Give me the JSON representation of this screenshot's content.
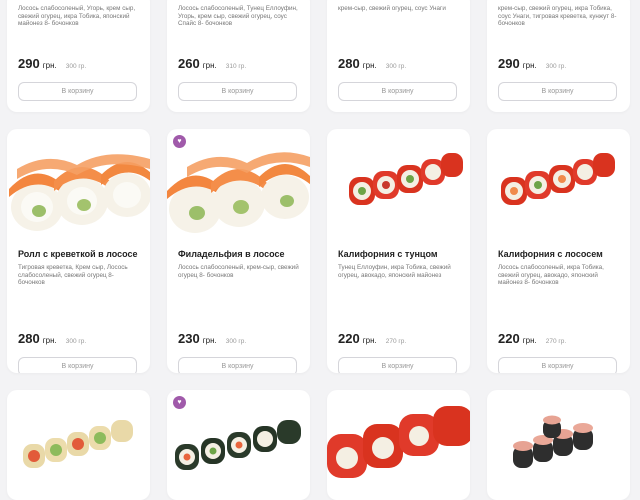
{
  "products": [
    {
      "title": "",
      "desc": "Лосось слабосоленый, Угорь, крем сыр, свежий огурец, икра Тобика, японский майонез 8- бочонков",
      "price": "290",
      "currency": "грн.",
      "weight": "300 гр.",
      "button": "В корзину",
      "favorite": false
    },
    {
      "title": "",
      "desc": "Лосось слабосоленый, Тунец Еллоуфин, Угорь, крем сыр, свежий огурец, соус Спайс 8- бочонков",
      "price": "260",
      "currency": "грн.",
      "weight": "310 гр.",
      "button": "В корзину",
      "favorite": false
    },
    {
      "title": "",
      "desc": "крем-сыр, свежий огурец, соус Унаги",
      "price": "280",
      "currency": "грн.",
      "weight": "300 гр.",
      "button": "В корзину",
      "favorite": false
    },
    {
      "title": "",
      "desc": "крем-сыр, свежий огурец, икра Тобика, соус Унаги, тигровая креветка, кунжут 8- бочонков",
      "price": "290",
      "currency": "грн.",
      "weight": "300 гр.",
      "button": "В корзину",
      "favorite": false
    },
    {
      "title": "Ролл с креветкой в лососе",
      "desc": "Тигровая креветка, Крем сыр, Лосось слабосоленый, свежий огурец 8- бочонков",
      "price": "280",
      "currency": "грн.",
      "weight": "300 гр.",
      "button": "В корзину",
      "favorite": false,
      "image": "salmon-roll"
    },
    {
      "title": "Филадельфия в лососе",
      "desc": "Лосось слабосоленый, крем-сыр, свежий огурец 8- бочонков",
      "price": "230",
      "currency": "грн.",
      "weight": "300 гр.",
      "button": "В корзину",
      "favorite": true,
      "image": "salmon-roll"
    },
    {
      "title": "Калифорния с тунцом",
      "desc": "Тунец Еллоуфин, икра Тобика, свежий огурец, авокадо, японский майонез",
      "price": "220",
      "currency": "грн.",
      "weight": "270 гр.",
      "button": "В корзину",
      "favorite": false,
      "image": "tobiko-roll"
    },
    {
      "title": "Калифорния с лососем",
      "desc": "Лосось слабосоленый, икра Тобика, свежий огурец, авокадо, японский майонез 8- бочонков",
      "price": "220",
      "currency": "грн.",
      "weight": "270 гр.",
      "button": "В корзину",
      "favorite": false,
      "image": "tobiko-roll"
    },
    {
      "favorite": false,
      "image": "sesame-roll"
    },
    {
      "favorite": true,
      "image": "nori-roll"
    },
    {
      "favorite": false,
      "image": "tobiko-big"
    },
    {
      "favorite": false,
      "image": "dark-roll"
    }
  ],
  "colors": {
    "accent": "#a05aaa",
    "salmon": "#f08a4b",
    "tobiko": "#e03a2a"
  }
}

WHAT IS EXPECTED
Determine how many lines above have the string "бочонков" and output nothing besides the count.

RESPONSE AREA
6